By Brian Yauger

Jambar Contributor

Football season may be over, but a different gridiron experience is happening now on campus. Paul Schumacher, the intramural sports coordinator at Youngstown State University, started intramural arena football in 1991.

Intramural arena football on campus is not like the professional arena football league that has existed for about the same time. Arena teams have five players on the field at a time, compared to traditional football’s 11.

Arena players are down as soon as they catch a pass whereas in traditional football, players are allowed to run after a catch.

YSU’s arena football has a different point system than traditional football.

Schumacher said teams usually don’t know the rules when they come to the Stambaugh gym, so they have to be gone over.

He said that teams get three points for a first down with two first down zones, six points for a touchdown and then a two-point conversion. On defense, a team can get two points for a quarterback sack and five points for an interception.

He said a lot of the scores in the past years have been in the hundreds, when good teams play.

“It’s a non-contact sport. Balls that hit the ceiling are live. They can still be caught, but it can’t touch the walls,” Schumacher said.

Joe Conroy, campus recreation coordinator, has been at YSU since 1986 and was around for the origins of the game.

“When we first started the game, and people heard about it, everybody was calling me to find out about the rules,” Conroy said. “Now I can post them on IM Leagues and people can just go look at our rules.”

Conroy said people love intramural arena football and it is a very fast game.

“It’s not about hitting and tackling, it’s about throwing and catching, and it’s what everyone likes to do. That’s the best part of it,” he said.

Conroy said it is easier to get participation at schools where there are more students that live on campus.

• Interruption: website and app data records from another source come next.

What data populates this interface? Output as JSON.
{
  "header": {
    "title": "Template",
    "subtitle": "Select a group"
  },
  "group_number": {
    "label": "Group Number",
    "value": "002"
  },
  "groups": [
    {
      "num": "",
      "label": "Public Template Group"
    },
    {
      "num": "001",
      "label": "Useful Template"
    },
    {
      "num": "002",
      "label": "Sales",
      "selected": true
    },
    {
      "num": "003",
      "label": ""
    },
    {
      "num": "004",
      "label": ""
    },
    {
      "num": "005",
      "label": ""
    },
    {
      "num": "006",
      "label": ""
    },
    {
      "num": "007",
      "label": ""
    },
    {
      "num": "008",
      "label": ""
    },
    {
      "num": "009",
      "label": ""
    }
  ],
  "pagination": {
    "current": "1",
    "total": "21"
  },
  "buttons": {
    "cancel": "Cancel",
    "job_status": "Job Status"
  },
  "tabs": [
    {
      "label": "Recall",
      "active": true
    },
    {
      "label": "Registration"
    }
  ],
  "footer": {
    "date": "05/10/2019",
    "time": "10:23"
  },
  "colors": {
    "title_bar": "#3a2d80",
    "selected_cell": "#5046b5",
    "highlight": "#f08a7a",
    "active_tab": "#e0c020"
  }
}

“Being more of a commuter school, the biggest thing to overcome with evening programming is getting students to come back,” Conroy said. “A lot of campus housing students participate, but not enough. We have a lot, but it would be nice to have a lot more.”

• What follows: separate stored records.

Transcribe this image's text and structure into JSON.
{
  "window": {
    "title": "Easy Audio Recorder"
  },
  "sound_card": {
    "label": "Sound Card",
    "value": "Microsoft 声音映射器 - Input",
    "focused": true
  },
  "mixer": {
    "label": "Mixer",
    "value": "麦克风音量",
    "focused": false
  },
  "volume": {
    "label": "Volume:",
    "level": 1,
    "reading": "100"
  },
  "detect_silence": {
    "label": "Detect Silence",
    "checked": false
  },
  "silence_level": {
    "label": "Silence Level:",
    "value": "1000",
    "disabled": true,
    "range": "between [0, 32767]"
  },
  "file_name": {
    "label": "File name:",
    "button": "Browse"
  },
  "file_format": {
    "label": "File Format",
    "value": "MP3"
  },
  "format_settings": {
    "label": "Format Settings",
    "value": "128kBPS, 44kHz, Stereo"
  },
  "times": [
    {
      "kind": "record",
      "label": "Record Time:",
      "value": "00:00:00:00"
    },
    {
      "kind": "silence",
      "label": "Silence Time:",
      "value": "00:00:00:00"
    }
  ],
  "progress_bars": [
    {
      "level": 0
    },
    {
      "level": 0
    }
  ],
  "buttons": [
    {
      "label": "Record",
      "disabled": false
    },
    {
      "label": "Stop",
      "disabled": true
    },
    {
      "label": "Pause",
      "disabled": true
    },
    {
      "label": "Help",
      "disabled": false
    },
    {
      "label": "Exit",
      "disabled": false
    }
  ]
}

Jason Henry, a criminal justice major, said he decided to play arena football after transferring to YSU this semester.

“I was looking for some different activities to do and came upon arena football,” Henry said. “I talked to a few guys on my floor and they were all in for it as well. [It’s] something to do on a Tuesday night and get some activity in. I’d definitely recommend it to other students. Get some friends together and just have some fun.”

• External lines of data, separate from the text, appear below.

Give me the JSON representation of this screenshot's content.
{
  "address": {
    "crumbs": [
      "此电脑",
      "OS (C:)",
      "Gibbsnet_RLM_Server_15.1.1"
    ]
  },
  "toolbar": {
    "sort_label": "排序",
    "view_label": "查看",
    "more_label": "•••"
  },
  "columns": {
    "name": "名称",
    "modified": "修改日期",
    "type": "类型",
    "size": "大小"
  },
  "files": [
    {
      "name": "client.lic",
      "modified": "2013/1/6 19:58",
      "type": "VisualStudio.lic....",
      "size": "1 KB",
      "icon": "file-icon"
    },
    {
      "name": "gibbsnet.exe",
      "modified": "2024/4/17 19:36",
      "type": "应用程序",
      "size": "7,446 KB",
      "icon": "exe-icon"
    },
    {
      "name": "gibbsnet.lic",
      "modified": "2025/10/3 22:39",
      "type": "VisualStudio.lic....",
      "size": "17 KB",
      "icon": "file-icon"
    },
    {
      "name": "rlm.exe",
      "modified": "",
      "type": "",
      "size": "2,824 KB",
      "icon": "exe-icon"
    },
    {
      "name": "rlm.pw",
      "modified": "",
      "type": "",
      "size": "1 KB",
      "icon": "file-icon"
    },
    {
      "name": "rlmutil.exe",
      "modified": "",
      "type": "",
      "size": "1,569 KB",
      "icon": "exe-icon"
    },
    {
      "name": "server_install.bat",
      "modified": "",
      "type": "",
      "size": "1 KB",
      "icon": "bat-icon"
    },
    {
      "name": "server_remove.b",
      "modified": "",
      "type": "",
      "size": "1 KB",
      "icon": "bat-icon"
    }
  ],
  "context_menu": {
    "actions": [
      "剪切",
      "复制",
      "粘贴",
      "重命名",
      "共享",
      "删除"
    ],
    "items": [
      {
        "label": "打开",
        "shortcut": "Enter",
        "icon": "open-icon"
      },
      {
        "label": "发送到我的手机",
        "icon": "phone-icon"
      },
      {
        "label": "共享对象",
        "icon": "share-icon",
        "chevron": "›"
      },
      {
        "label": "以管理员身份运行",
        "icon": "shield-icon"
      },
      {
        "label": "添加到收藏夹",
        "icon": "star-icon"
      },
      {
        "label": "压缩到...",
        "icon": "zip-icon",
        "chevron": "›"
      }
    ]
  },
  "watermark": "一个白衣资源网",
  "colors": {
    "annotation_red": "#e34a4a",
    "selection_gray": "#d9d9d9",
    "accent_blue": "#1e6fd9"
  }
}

Having prior football experience isn’t a requirement to play for a team. Some students played other sports in high school.

“I actually did not play football in high school,” Henry said. “I ran track and cross country. I did play up until freshman year, so I always enjoyed playing when I could. Many of my teammates played football in high school, however.”

Schumacher said there are usually six to eight teams in total playing.

People can sign a team up for arena football, or one of the other 12 intramural sports offered at YSU, at imleagues.com. There is also an app available for mobile users on the Apple and Android stores.

The deadline has passed for arena football sign-ups, but there is an option to join the league as a free agent, where a team that needs a player can sign an extra player to their roster. There are leagues for soccer, basketball, volleyball and dodgeball that are currently accepting team applications.

For interested spectators, arena football games are held in the Stambaugh Stadium gym on Tuesday nights at 7 p.m.